A couple of weeks ago, I posted a piece on an article that said the Paleo Diet only focused on one segment of our anthropological ancestry and that earlier ancestors were actually vegetarians. This was more of a “Hm, this is interesting” kind of post than something I thought was big news. I did think it might be helpful for talking with people who wonder if vegetarianism is all that healthy when our ancestors ate so much meat.
Now there’s a new article out that says (not a direct quote) that yes, we did have some vegetarian ancestors, but they became extinct while the carnivores survived. The article is called “Dig Your Teeth Into This: While Early Carnivorous Ancestors Thrived, Vegetarian Ancestors Went Extinct” and I read it on MedicalDaily.com over the weekend. I have problem with MedicalDaily; I think it’s an excellent site.
I just wonder if we’re drawing the wrong conclusions from all of this archaeological/anthropological research.
In the article, it’s pointed out that there’s a huge debate between researchers who say our ancestors were mainly vegetarian and those who say that they were mainly carnivorous.
But now, findings suggest that our ancestors were rather omnivorous, with different species of hominids holding different eating habits. Unfortunately, those eating habits dictated their survival as species, with the herbivores dying out.”
These findings are from Vincent Balter, of the École Normale Supérieure in Lyon, and his colleagues in Toulouse, France and Johannesburg, South Africa. These scientists studied the enamel in fossilized teeth to determine the diets of their owners.
The researchers found that living on the southern horn of Africa was Australopithecus africanus, who lived from about 4 million years ago to 2 million years ago, and is widely seen as one of the precursors to the contemporary Homo sapiens. Australopithecus consumed a wide range of foods, like meat, vegetables and fruits. At the same time, Paranthropus robustus ate primarily plants; that much can be confirmed by analysis of the wear patterns of teeth and their massive jaw structure. But Paranthropus lived from 2.7 million to 1 years ago, dying out more quickly than their meat-eating brethren.”
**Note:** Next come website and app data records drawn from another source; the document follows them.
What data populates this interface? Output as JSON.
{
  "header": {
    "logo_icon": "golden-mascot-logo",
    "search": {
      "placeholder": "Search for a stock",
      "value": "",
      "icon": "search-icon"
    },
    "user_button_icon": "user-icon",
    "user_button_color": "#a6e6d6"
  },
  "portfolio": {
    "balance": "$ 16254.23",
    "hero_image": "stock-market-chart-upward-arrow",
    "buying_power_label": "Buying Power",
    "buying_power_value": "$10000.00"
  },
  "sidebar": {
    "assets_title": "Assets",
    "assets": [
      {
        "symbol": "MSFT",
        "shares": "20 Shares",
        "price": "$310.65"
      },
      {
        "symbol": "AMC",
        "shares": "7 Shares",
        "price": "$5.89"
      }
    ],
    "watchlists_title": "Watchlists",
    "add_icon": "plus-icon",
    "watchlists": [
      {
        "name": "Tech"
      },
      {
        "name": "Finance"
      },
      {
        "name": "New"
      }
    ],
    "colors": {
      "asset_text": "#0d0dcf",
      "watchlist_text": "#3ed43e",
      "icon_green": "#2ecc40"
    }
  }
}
The researchers hypothesize that Paranthropus survived because they had a more varied diet, while climate changes and a limited habitat seriously affected the food supply of Australopithecus. That makes sense. But does it really matter?
The fact is that vegetarians aren’t generally limited in the foods that are available to them.
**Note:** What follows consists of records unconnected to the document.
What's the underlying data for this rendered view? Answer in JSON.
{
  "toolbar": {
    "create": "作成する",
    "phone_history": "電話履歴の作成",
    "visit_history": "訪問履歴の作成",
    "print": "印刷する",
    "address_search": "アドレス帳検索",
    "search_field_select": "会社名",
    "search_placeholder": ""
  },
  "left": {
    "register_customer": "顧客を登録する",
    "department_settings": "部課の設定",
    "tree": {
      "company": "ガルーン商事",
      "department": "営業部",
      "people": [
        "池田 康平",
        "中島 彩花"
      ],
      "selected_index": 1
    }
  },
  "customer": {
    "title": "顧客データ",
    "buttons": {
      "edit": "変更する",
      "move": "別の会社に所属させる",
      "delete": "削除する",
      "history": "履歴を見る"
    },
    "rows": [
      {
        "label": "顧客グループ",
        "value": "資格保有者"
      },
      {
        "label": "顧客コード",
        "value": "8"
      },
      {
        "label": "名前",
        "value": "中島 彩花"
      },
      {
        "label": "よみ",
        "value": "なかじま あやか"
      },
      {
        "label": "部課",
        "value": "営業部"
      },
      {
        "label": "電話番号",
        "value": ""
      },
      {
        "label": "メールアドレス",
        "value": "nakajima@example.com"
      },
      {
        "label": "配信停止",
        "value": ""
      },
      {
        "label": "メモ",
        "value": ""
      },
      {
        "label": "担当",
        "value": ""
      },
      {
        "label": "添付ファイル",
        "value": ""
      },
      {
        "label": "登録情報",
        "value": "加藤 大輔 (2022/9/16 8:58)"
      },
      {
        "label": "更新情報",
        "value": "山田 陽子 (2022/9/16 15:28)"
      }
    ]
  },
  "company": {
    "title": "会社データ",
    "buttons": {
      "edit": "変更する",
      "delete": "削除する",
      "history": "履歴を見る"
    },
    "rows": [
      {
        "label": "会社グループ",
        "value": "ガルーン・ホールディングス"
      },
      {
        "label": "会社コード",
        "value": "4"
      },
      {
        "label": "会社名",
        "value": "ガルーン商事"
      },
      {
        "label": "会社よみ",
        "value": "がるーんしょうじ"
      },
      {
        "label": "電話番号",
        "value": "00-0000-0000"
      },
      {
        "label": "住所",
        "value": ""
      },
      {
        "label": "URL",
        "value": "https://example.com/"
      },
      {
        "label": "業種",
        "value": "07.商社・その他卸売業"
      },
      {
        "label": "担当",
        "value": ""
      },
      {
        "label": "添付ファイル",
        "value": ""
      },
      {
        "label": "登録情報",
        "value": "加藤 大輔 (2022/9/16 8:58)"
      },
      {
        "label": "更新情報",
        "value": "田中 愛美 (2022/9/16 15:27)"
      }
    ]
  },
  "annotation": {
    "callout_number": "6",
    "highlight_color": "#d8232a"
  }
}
Most vegetarians have a varied diet that doesn’t rely on climate at all, though eating seasonally and locally is usually healthier than eating food that’s out of season or shipped from far away.
Our lifestyles aren’t anything like either the carnivores or the herbivores of history. Neither is our food supply. The meats that ancient peoples ate were free range, grass fed and organic. On the flip side of that, eating fruits and veggies that are grown from modified seed, covered in pesticides and picked and shipped under unsafe conditions isn’t exactly healthy.